MANHATTAN — Cheryl Rogowski, of Rogowski Farm, lost 80 acres of her 150-acre farm in Pine Island, N.Y., to Hurricane Irene.
“It was like going through a death,” Rogowski said, remembering August's pummelling of rain and wind. “It took me a month to accept it.”
Part of that loss included 15 acres of squashes and 10 acres of potatoes. She wasn’t able to save any of her sweet potatoes or her pumpkins, either.
“We just don’t have the supply to meet the demand,” Rogowski said. “We may lose customers.”
Farmers across the region have suffered devastating losses this season, with severe weather flooding fields of planted crops and ruining seasonal staples like squash and potatoes. August and September in the Northeast were the second wettest on record, with more than two feet of rain falling on New York City.
That has some calling fall of 2011 one of the worst seasons in the region's history, and prompting producers to seek help from aid organizations and their fellow farmers just to get by.
On a recent day at the Union Square Greenmarket, Rogowski Farm had set up a modest stand with a few sparse bins of squashes, which Rogowski purchased from neighboring farms that weren’t hit so hard.
In better years, she noted, she would have a bigger stand with 10 or 12 kinds of winter squashes, including white and blue pumpkins.
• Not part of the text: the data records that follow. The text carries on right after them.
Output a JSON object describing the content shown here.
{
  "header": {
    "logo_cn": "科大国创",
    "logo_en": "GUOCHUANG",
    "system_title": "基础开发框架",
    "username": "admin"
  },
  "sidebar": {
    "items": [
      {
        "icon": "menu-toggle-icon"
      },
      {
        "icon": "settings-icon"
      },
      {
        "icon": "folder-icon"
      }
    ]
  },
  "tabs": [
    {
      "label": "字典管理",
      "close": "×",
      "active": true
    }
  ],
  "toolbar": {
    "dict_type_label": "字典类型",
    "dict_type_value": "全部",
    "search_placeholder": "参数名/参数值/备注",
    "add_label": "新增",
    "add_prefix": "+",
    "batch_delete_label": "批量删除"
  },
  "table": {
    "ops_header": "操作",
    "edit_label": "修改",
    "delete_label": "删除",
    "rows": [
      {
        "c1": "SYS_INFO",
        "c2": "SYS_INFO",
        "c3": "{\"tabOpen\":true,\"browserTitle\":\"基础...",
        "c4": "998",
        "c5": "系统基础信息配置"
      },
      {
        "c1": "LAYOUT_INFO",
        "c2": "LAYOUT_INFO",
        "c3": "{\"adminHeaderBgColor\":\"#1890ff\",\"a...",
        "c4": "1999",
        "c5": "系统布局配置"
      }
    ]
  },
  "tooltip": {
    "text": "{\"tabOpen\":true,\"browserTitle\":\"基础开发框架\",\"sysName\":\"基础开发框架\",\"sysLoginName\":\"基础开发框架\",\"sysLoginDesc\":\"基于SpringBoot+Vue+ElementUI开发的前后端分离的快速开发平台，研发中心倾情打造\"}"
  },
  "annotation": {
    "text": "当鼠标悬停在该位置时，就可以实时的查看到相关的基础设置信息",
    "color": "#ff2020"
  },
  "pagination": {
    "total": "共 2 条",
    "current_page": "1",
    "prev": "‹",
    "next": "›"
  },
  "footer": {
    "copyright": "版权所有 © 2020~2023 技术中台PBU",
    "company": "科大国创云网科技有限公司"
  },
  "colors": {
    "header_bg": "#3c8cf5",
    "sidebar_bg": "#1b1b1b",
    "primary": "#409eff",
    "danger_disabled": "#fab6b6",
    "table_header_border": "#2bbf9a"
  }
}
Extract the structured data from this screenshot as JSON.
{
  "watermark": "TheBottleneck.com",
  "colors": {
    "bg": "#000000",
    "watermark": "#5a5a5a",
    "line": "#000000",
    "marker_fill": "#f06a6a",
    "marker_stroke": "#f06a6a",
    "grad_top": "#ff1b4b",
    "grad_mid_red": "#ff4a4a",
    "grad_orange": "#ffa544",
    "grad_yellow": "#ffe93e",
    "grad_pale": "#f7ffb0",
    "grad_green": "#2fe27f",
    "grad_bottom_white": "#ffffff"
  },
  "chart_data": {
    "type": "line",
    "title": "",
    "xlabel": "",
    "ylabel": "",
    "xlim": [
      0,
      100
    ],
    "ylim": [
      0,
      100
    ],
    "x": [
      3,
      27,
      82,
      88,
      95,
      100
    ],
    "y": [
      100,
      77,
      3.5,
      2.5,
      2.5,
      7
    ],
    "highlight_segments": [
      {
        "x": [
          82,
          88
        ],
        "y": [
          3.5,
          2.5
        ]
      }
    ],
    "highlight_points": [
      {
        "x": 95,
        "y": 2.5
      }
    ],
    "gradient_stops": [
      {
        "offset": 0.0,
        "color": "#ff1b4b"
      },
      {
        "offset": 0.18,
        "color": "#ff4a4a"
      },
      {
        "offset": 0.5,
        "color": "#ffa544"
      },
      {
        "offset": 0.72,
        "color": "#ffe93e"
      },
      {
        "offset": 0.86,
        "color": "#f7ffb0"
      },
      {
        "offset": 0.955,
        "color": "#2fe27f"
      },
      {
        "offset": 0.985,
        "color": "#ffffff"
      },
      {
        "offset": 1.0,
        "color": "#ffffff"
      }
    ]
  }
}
This year, her stash included only four different varieties. She recently increased the price on those — from $1.50 to $2 a pound — to help stretch her supplies in a season of high demand.
“The storms happened at a very critical point,” she explained.
Michael Moran, a spokesperson for the state Department of Agriculture and Markets, agreed.
Hurricane Irene and Tropical Storm Lee, which struck the Northeast about two weeks later, hit before many farmers had a chance to harvest their crops already in the ground, he said.
It was also too late in the season to squeeze in another planting before the cold weather came, he added.
“Clearly there was tremendous damage done,” Moran said. “The combination of Irene and Lee together in very close proximity, and really continuing rainy and wet weather a good part of the time since then, has made this one of the worst disasters the state has seen.”
The storm discriminated geographically and topographically, walloping flood-prone areas while largely sparing farms on higher ground. The nature of the farm didn’t matter, sources said, and organic farms weren’t afforded any more of an edge than their non-organic counterparts.
But despite the damage and loss, experts agreed that shoppers should still be able to find all the signature fall foods this year.
“All products that you would hope to find at the Greenmarket for Thanksgiving will absolutely be there,” said Jeanne Hodesh, a spokeswoman for the Union Square Greenmarket.
Costs for those products vary depending on the vendor, but Hodesh said that she has not seen a marked rise in prices across the board on any one product.
Jeff Williams, manager of governmental relations for the New York Farm Bureau, said that New Yorkers owe that decent supply of seasonal eats in large part to the supportive nature of the local farming community.
As in the case of Rogowski Farm, many farmers are filling the void of lost crops by purchasing those products from farms that were less severely impacted.
“There’s been a very nice collective effort to make people whole,” Williams said.
The arrangements are all made between individual farmers, but Williams said he hasn’t heard of any kind of price gouging taking place. In fact, Governor Andrew Cuomo has freed up state dollars to help farmers purchase crops from neighboring lands to supplement their yield, Williams added.
“New York is one of the biggest agricultural states in the nation,” he noted. “We need to make sure we live to fight another day.”
New York farms feed between 15 to 20 million people, Williams explained. That makes their role vitally important, both for individual shoppers and for the area restaurants that place an emphasis on local, seasonal ingredients.
Chef Dan Kluger at ABC Kitchen on East 18th Street, just steps away from the Greenmarket, changes the restaurant’s menu with the seasons, based mostly on what is available from local farmers.
“There are a couple of staples, which we have year round,” Kluger said. “But everything else is very much driven by what we find. The first day that peas come out, we start using peas. The first day we can get sugar snaps, we start using sugar snaps.”
“As soon as we think the quality’s gone down or they just stop [providing],” he added, “that’s when we stop using them.”
Kluger said that he had seen an impact from Hurricane Irene among the farm stands he frequents. For instance, the restaurant’s main carrot supplier (ABC Kitchen goes through roughly 1,000 pounds of the root vegetable every week) lost two fields of the crop this year.
Because of the volatile nature of farming, Kluger said he isn’t loyal to any one farm. His only shopping criteria is that the food he’s buying be at its very best.
Chef Michael Anthony, of the nearby Gramercy Tavern, expressed a similar devotion to local, seasonal foods that are of the highest quality.
“When [you] go places, you want to taste something that’s unique to that place and something that is expressive of the way people have fun there," he said.
"And so that’s how we generate our dishes. While we’re a little bit sad to leave one ingredient behind, there’s the anticipation of looking forward to something else that tastes delicious to cook with.”